Using clogging, music, and storytelling to charm Folk School audiences since 1996, Aubrey Atwater exudes a talent, grace, and humor unique to the most talented of performers. She teaches traditional music and dance regularly at the Folk School and while classes are on hiatus, Aubrey joined us for a virtual discussion on Monday, May 18 as part of our Appalachian Traditions discussion series. View the recording of the talk and also enjoy an interview with Aubrey.Read More
June Rollins shares a video she made for her watercolor class and gives us some tips for artists while staying at home.
“Like many of us, Rob, my husband, and I have been at home since Mid-March. The first couple of weeks it felt like I had taken early retirement. I was scheduled to teach my first, week-long watercolor class at the Folk School, March 29–April 4, 2020. It didn’t happen. My class was just one of many that had to be canceled. I had planned on sharing the painting steps of “Made For The Sun,” with my class. Instead, I’d like to share them with you in the video slideshow below.”Read More
A May Mother’s Day frost is late for our region. When temperatures get down to below freezing, learn what I do in the Folk School Garden to prevent damage and to protect the young plants.

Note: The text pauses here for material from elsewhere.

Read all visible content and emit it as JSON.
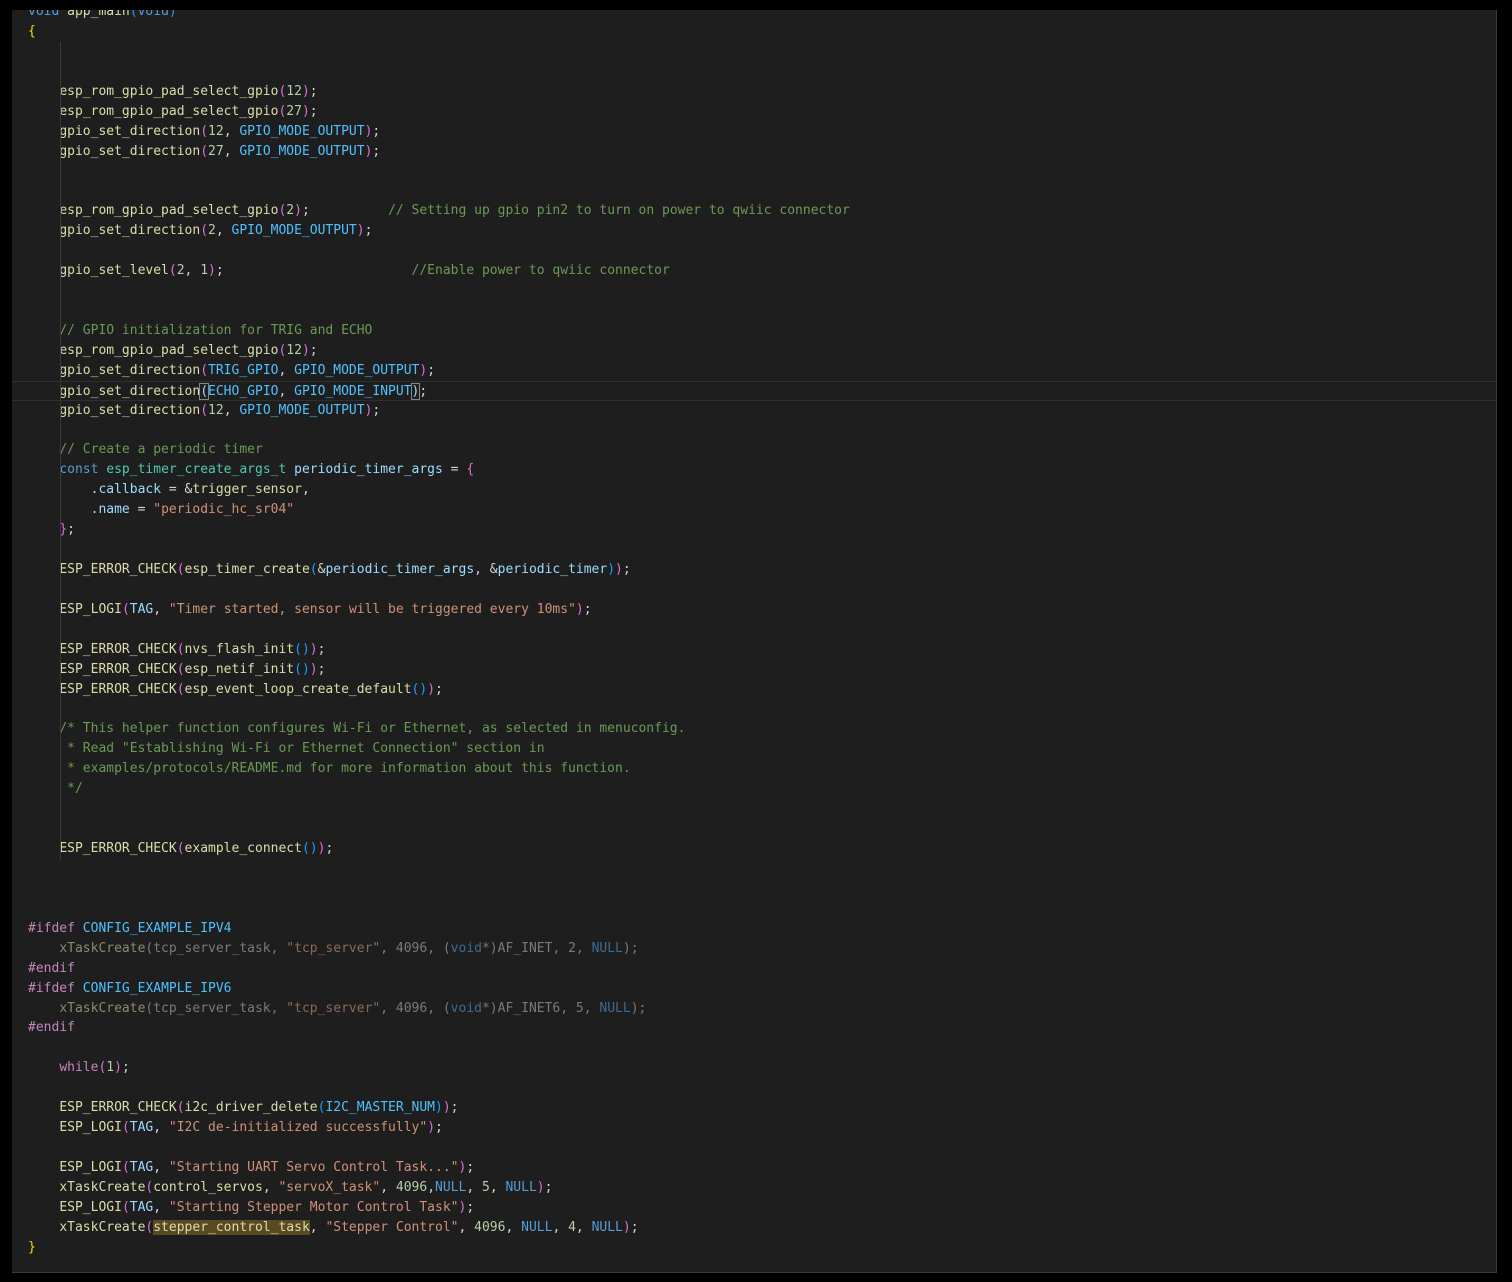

Also, stay tuned to the end of the video to see my tips for your home gardens.Read More
The days have pushed themselves along since the birth of our three brave lambs born to “Robin” on March 6th. When they arrived, I did not call them anything much. I just looked at them, noted their shape and health and desire to eat, and thought, Those three, they are the ones without names!
Wishing you a happy May Day! We’re looking forward to dancing around the May Pole together again, but until then, we put together this post filled with photos of years past, a video from 2011, and an excerpt by Nanette Davidson about May Day from The Folk School Cookbook. Enjoy!Read More
Jerry Jackson, Folk School Executive Director, talks about “Giving Tuesday Now” a global day of giving as an emergency response to the need caused by COVID-19.#GivingTuesdayNow is a day of giving and unity that will take place on May 5 as an emergency response to the unprecedented need caused by COVID-19.
Enjoy a tour of the late April Folk School Garden. The tour includes a look at early cucumbers, melons, zuchinni, and summer squash. We are still harvesting salad greens and the beets are almost ready to pull up too. The tomatoes are planted and strawberries are just turning from pink to red. We are still using some hoops to cover some of the crops on chilly nights. The new cut flower section is looking good with early cosmos, zinnia, and snapdragon starts.Read More
Sue Williams is recognized for the preservation of the Cannon County white oak basket making tradition, one of the most renowned basket making traditions in the United States. Sue’s commitment to education, advocacy, and teaching the tradition has secured a future for the this style beyond the original basket making families of Cannon County, Tennessee. We are delighted to have Sue teach the Cannon County white oak basket style regularly at the Folk School.Read More
A chef by trade, Penny has been teaching Cooking at the Folk School since 2000. In 2008, she also started teaching Quilting, Sewing, and Needlework. Let’s get to know Penny a little more. Enjoy our interview!Read More